◆ Data extracted from a collection
********************

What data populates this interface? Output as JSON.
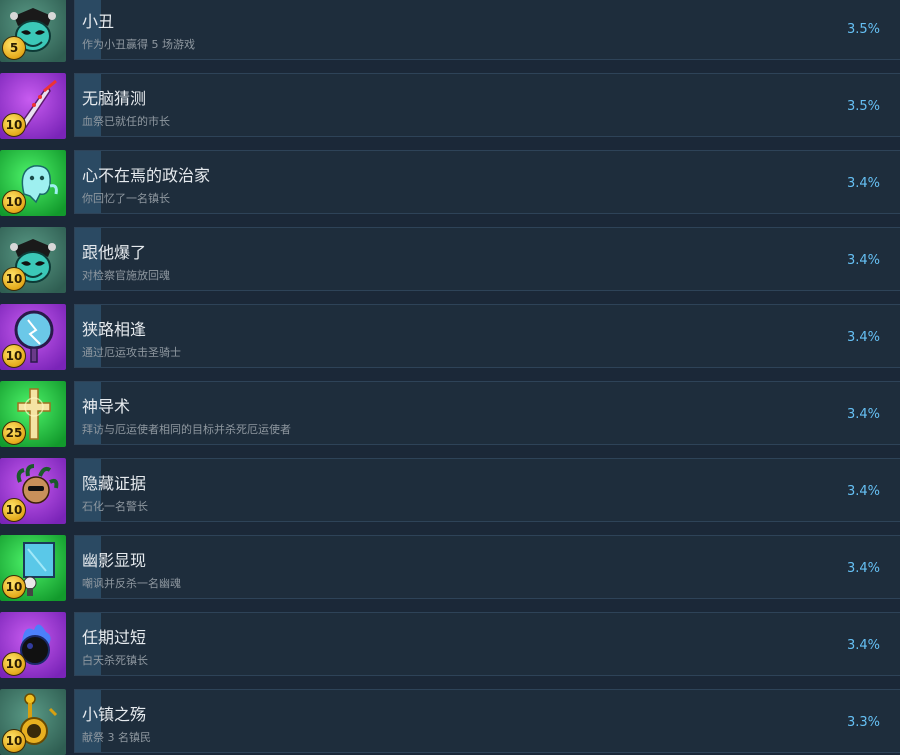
{
  "achievements": [
    {
      "title": "小丑",
      "desc": "作为小丑赢得 5 场游戏",
      "pct": "3.5%",
      "badge": "5",
      "icon": "jester-mask-icon",
      "bg": "teal"
    },
    {
      "title": "无脑猜测",
      "desc": "血祭已就任的市长",
      "pct": "3.5%",
      "badge": "10",
      "icon": "ritual-dagger-icon",
      "bg": "purple"
    },
    {
      "title": "心不在焉的政治家",
      "desc": "你回忆了一名镇长",
      "pct": "3.4%",
      "badge": "10",
      "icon": "ghost-spirit-icon",
      "bg": "green"
    },
    {
      "title": "跟他爆了",
      "desc": "对检察官施放回魂",
      "pct": "3.4%",
      "badge": "10",
      "icon": "jester-mask-icon",
      "bg": "teal"
    },
    {
      "title": "狭路相逢",
      "desc": "通过厄运攻击圣骑士",
      "pct": "3.4%",
      "badge": "10",
      "icon": "cracked-mirror-icon",
      "bg": "purple"
    },
    {
      "title": "神导术",
      "desc": "拜访与厄运使者相同的目标并杀死厄运使者",
      "pct": "3.4%",
      "badge": "25",
      "icon": "holy-cross-icon",
      "bg": "green"
    },
    {
      "title": "隐藏证据",
      "desc": "石化一名警长",
      "pct": "3.4%",
      "badge": "10",
      "icon": "medusa-head-icon",
      "bg": "purple"
    },
    {
      "title": "幽影显现",
      "desc": "嘲讽并反杀一名幽魂",
      "pct": "3.4%",
      "badge": "10",
      "icon": "haunted-portrait-icon",
      "bg": "green"
    },
    {
      "title": "任期过短",
      "desc": "白天杀死镇长",
      "pct": "3.4%",
      "badge": "10",
      "icon": "dark-orb-icon",
      "bg": "purple"
    },
    {
      "title": "小镇之殇",
      "desc": "献祭 3 名镇民",
      "pct": "3.3%",
      "badge": "10",
      "icon": "golden-scepter-icon",
      "bg": "teal"
    }
  ],
  "colors": {
    "background": "#1b2838",
    "card": "#1e2d3c",
    "progress": "#2b4a63",
    "percent": "#66c0f4"
  }
}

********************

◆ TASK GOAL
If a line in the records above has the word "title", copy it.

◆ ANSWER TO THIS TASK
      "title": "小丑",
      "title": "无脑猜测",
      "title": "心不在焉的政治家",
      "title": "跟他爆了",
      "title": "狭路相逢",
      "title": "神导术",
      "title": "隐藏证据",
      "title": "幽影显现",
      "title": "任期过短",
      "title": "小镇之殇",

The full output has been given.